Start of Data extracts

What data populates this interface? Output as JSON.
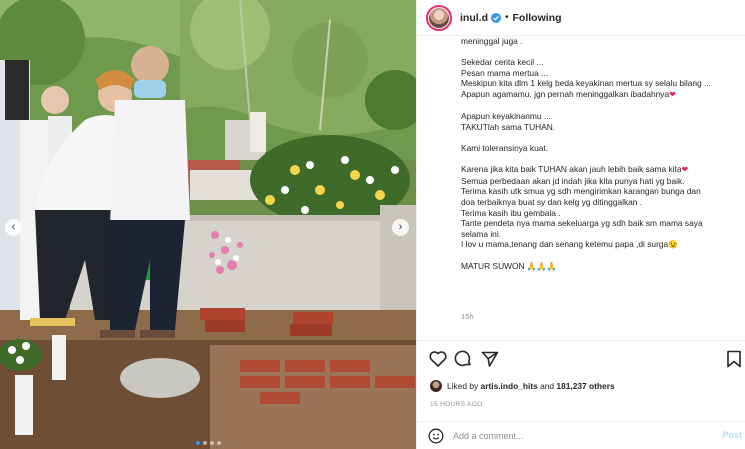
{
  "post": {
    "username": "inul.d",
    "follow_state": "Following",
    "header_separator": "•",
    "caption_lines": [
      "meninggal juga .",
      "",
      "Sekedar cerita kecil ...",
      "Pesan mama mertua ...",
      "Meskipun kita dlm 1 kelg beda keyakinan mertua sy selalu bilang ...",
      "Apapun agamamu, jgn pernah meninggalkan ibadahnya",
      "",
      "Apapun keyakinanmu ...",
      "TAKUTlah sama TUHAN.",
      "",
      "Kami toleransinya kuat.",
      "",
      "Karena jika kita baik TUHAN akan jauh lebih baik sama kita",
      "Semua perbedaan akan jd indah jika kita punya hati yg baik.",
      "Terima kasih utk smua yg sdh mengirimkan karangan bunga dan",
      "doa terbaiknya buat sy dan kelg yg ditinggalkan .",
      "Terima kasih ibu gembala .",
      "Tante pendeta nya mama sekeluarga yg sdh baik sm mama saya",
      "selama ini.",
      "I lov u mama,tenang dan senang ketemu papa ,di surga",
      "",
      "MATUR SUWON"
    ],
    "caption_emojis": {
      "heart": "❤",
      "wink": "😉",
      "pray": "🙏🙏🙏"
    },
    "caption_age": "15h",
    "likes": {
      "prefix": "Liked by",
      "user": "artis.indo_hits",
      "joiner": "and",
      "count": "181,237 others"
    },
    "timestamp": "15 HOURS AGO",
    "comment_placeholder": "Add a comment...",
    "post_button": "Post"
  },
  "carousel": {
    "prev_icon": "‹",
    "next_icon": "›",
    "slides": 4,
    "active_index": 0
  },
  "colors": {
    "verified_blue": "#3897f0",
    "heart_red": "#e0245e",
    "post_button_disabled": "#b2dffc",
    "muted_text": "#8e8e8e"
  },
  "icons": {
    "like": "heart-outline-icon",
    "comment": "comment-bubble-icon",
    "share": "paper-plane-icon",
    "save": "bookmark-icon",
    "emoji": "smiley-icon"
  }
}
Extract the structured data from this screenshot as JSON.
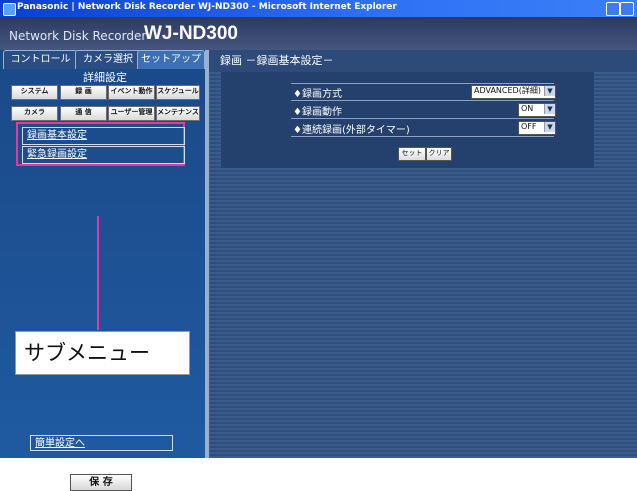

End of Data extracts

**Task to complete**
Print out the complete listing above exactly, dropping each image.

**Response to the task**
What data populates this interface? Output as JSON.
{
  "post": {
    "username": "inul.d",
    "follow_state": "Following",
    "header_separator": "•",
    "caption_lines": [
      "meninggal juga .",
      "",
      "Sekedar cerita kecil ...",
      "Pesan mama mertua ...",
      "Meskipun kita dlm 1 kelg beda keyakinan mertua sy selalu bilang ...",
      "Apapun agamamu, jgn pernah meninggalkan ibadahnya",
      "",
      "Apapun keyakinanmu ...",
      "TAKUTlah sama TUHAN.",
      "",
      "Kami toleransinya kuat.",
      "",
      "Karena jika kita baik TUHAN akan jauh lebih baik sama kita",
      "Semua perbedaan akan jd indah jika kita punya hati yg baik.",
      "Terima kasih utk smua yg sdh mengirimkan karangan bunga dan",
      "doa terbaiknya buat sy dan kelg yg ditinggalkan .",
      "Terima kasih ibu gembala .",
      "Tante pendeta nya mama sekeluarga yg sdh baik sm mama saya",
      "selama ini.",
      "I lov u mama,tenang dan senang ketemu papa ,di surga",
      "",
      "MATUR SUWON"
    ],
    "caption_emojis": {
      "heart": "❤",
      "wink": "😉",
      "pray": "🙏🙏🙏"
    },
    "caption_age": "15h",
    "likes": {
      "prefix": "Liked by",
      "user": "artis.indo_hits",
      "joiner": "and",
      "count": "181,237 others"
    },
    "timestamp": "15 HOURS AGO",
    "comment_placeholder": "Add a comment...",
    "post_button": "Post"
  },
  "carousel": {
    "prev_icon": "‹",
    "next_icon": "›",
    "slides": 4,
    "active_index": 0
  },
  "colors": {
    "verified_blue": "#3897f0",
    "heart_red": "#e0245e",
    "post_button_disabled": "#b2dffc",
    "muted_text": "#8e8e8e"
  },
  "icons": {
    "like": "heart-outline-icon",
    "comment": "comment-bubble-icon",
    "share": "paper-plane-icon",
    "save": "bookmark-icon",
    "emoji": "smiley-icon"
  }
}
Extract the structured data from this screenshot as JSON.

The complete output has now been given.